There also is discussion of scaling down phase one of the project — something supporters are calling “infrastructure light.”
“That’s about $5 million worth of infrastructure,” Lashbrook says. “The key is to determine what kind of development from there would make the most sense — what is the right use to attract energy and people downtown. Current ideas include a movie theater and housing adjacent to the downtown area.”
The reduced plan, which would involve some roadwork and a deal with a theater operator, is being shopped to potential partners. That effort is showing promise, and in recent weeks a new idea has emerged that could sweeten the deal.
“There’s a performing arts project that may make sense to be part of the movie theater project,” Holliday says. “We’re going to conduct a feasibility study to see if we can move the housing to a separate block and have the arts and movie theaters together on the same block, giving the town a dedicated arts corner.”
Implementing a scaled back program won’t diminish the project’s broader infrastructure needs, which Mayor Jones describes as “unusual.” Two of the biggest issues include the “Balloon Track” and Trout Creek.
The Balloon Track, a loop of railroad track owned by Union Pacific, was built in 1901 to facilitate the turning of snowplow trains. It’s in the way and must be moved to the eastern end of the site. The hardest part of that process — negotiating a deal with the Union Pacific — has already been accomplished.
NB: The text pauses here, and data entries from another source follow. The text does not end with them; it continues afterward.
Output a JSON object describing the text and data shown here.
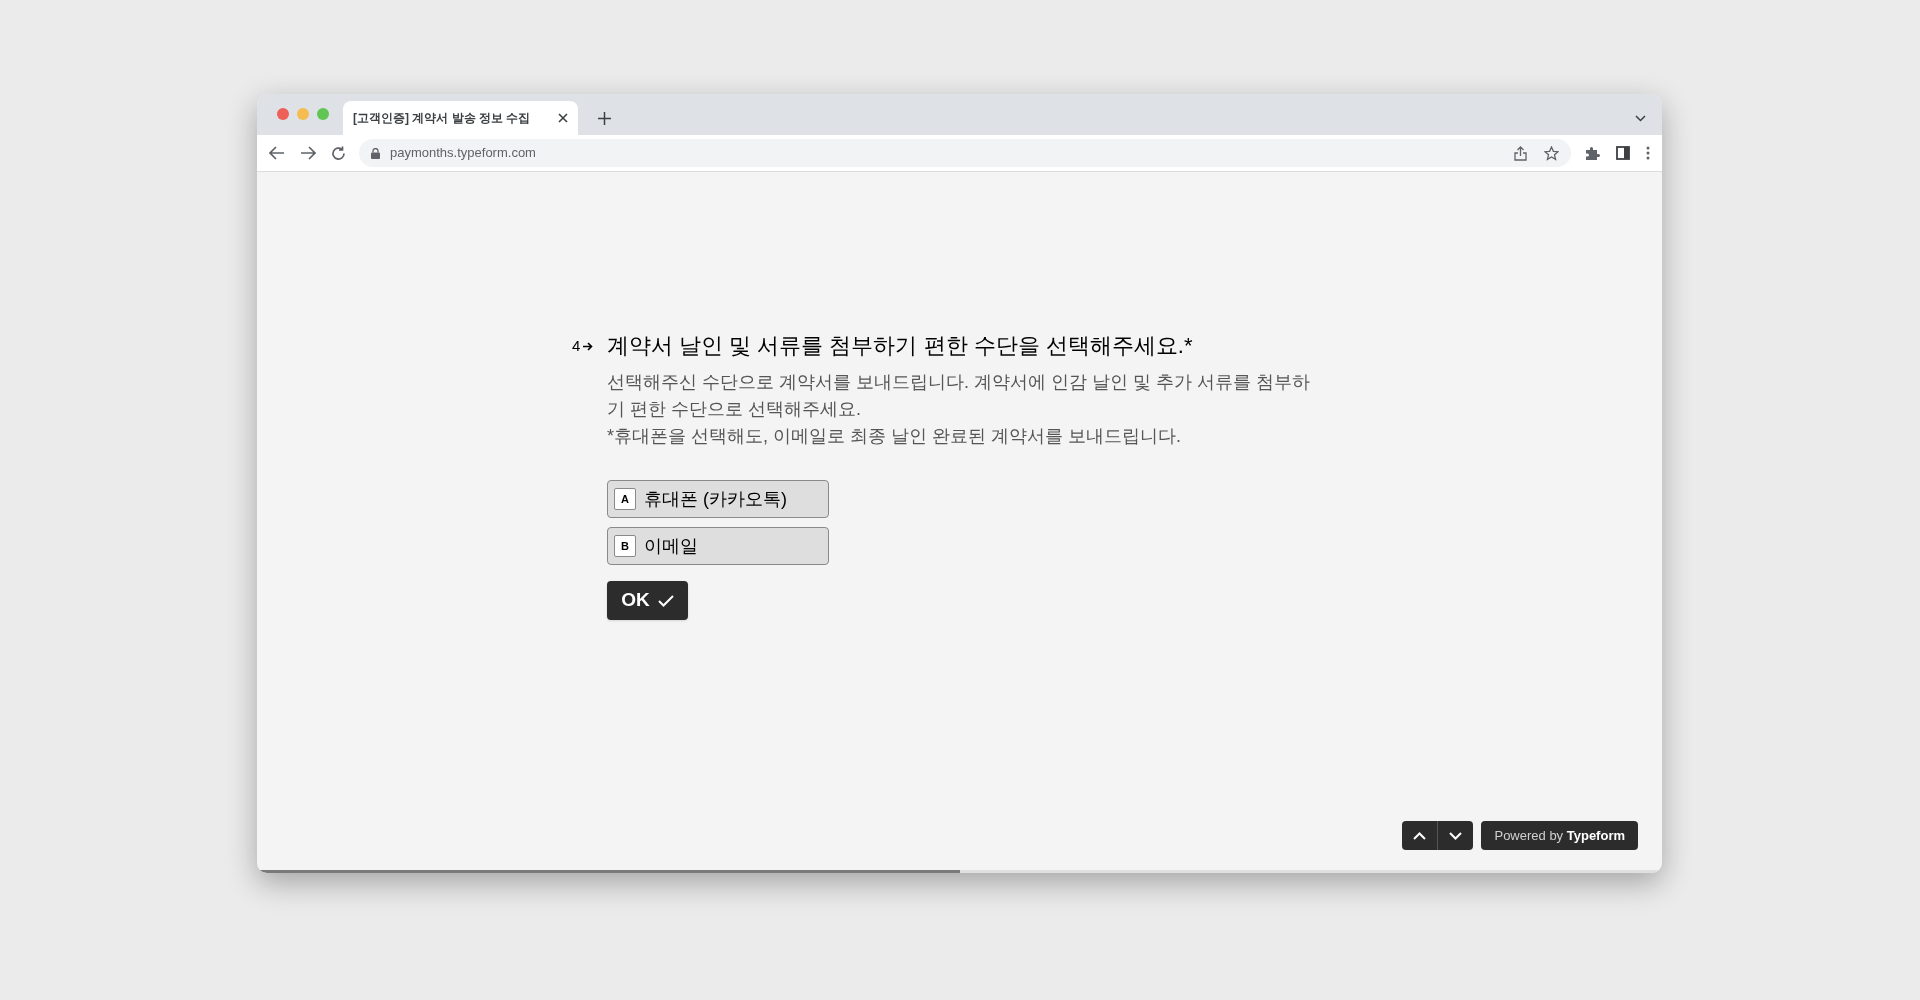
{
  "browser": {
    "tab": {
      "title": "[고객인증] 계약서 발송 정보 수집"
    },
    "url": "paymonths.typeform.com"
  },
  "question": {
    "number": "4",
    "title": "계약서 날인 및 서류를 첨부하기 편한 수단을 선택해주세요.*",
    "description": [
      "선택해주신 수단으로 계약서를 보내드립니다. 계약서에 인감 날인 및 추가 서류를 첨부하기 편한 수단으로 선택해주세요.",
      "*휴대폰을 선택해도, 이메일로 최종 날인 완료된 계약서를 보내드립니다."
    ],
    "choices": [
      {
        "key": "A",
        "label": "휴대폰 (카카오톡)"
      },
      {
        "key": "B",
        "label": "이메일"
      }
    ],
    "ok_button": "OK"
  },
  "footer": {
    "powered_by": "Powered by **Typeform**"
  },
  "progress": {
    "level": 0.5
  }
}
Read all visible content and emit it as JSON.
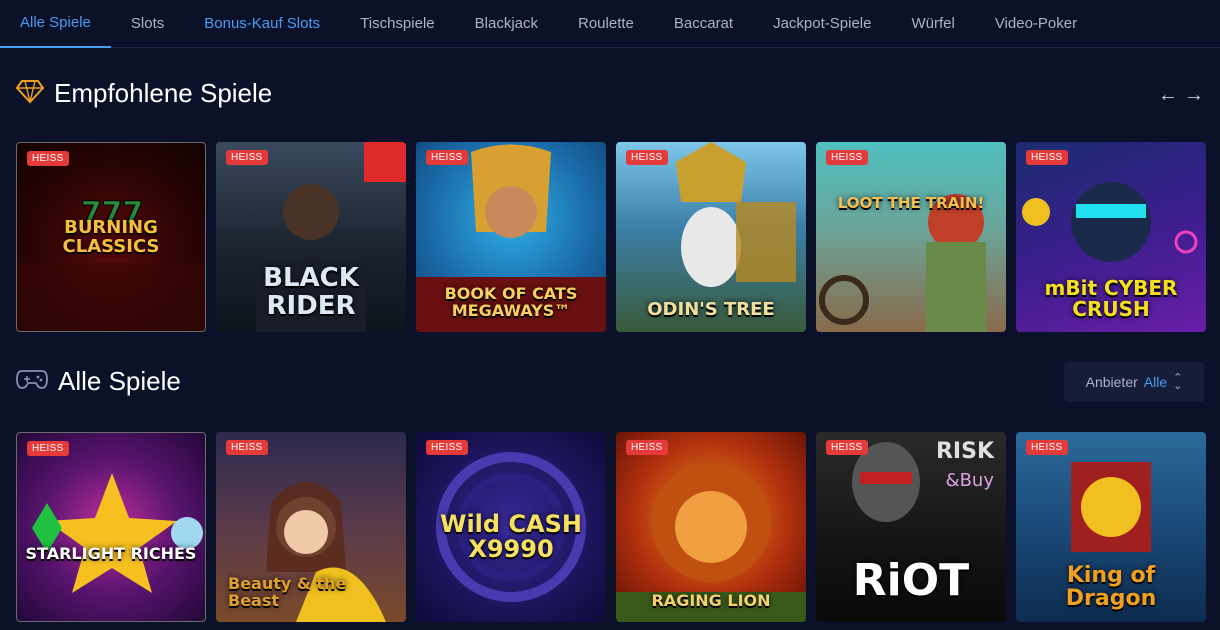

With that agreement in place, funding is the only obstacle left for the relocation.
Trout Creek is a slightly different story. As the key watershed feature on the site, it’s pinched between the Balloon Track and the highway, and it puts the project site squarely in the 100-year flood plain. Given that the area has already flooded twice in the past 30 years, it’s not a problem that can be easily overlooked. Moving the Balloon Track would help ease that constraint, but additional restoration and other efforts to minimize the risk of flood damage are required. Despite the setbacks in the four years since the project was first approved, progress has been made. Some construction, however small, is complete. One small building stands west of the railyard, serving as a model of the mixed-use development envisioned, as well as the look and feel of the architectural design. It even has a tenant, a local baker who moved in in May.
It’s a small start, but it’s also evidence the town has not given up its dream. The demise of the original financing plans is an impediment, but not something that would stop the project, say supporters, who continue to explore options.
“From the start, this project has been a great match for our town’s planning principals, and it continues to have a lot of momentum behind it,” Lashbrook says. “The most common question I get is, ‘When is it going to get started?’ ”
That is a question with no easy answer. In the best case, requiring some moon-and-stars alignment, infrastructure improvements could start in summer 2013 and be complete before the end of that year. The worst-case scenario is that the project never gets built. In the meantime, the project continues to receive broad public support.
“I’ve been in local government for 31 years, and I’ve never seen the kind of community support for development that I have for this railyard,” Lashbrook says. “It had great momentum until the economy and the redevelopment thing pulled the rug out. The positive energy is still there — we just need a little kick-start.”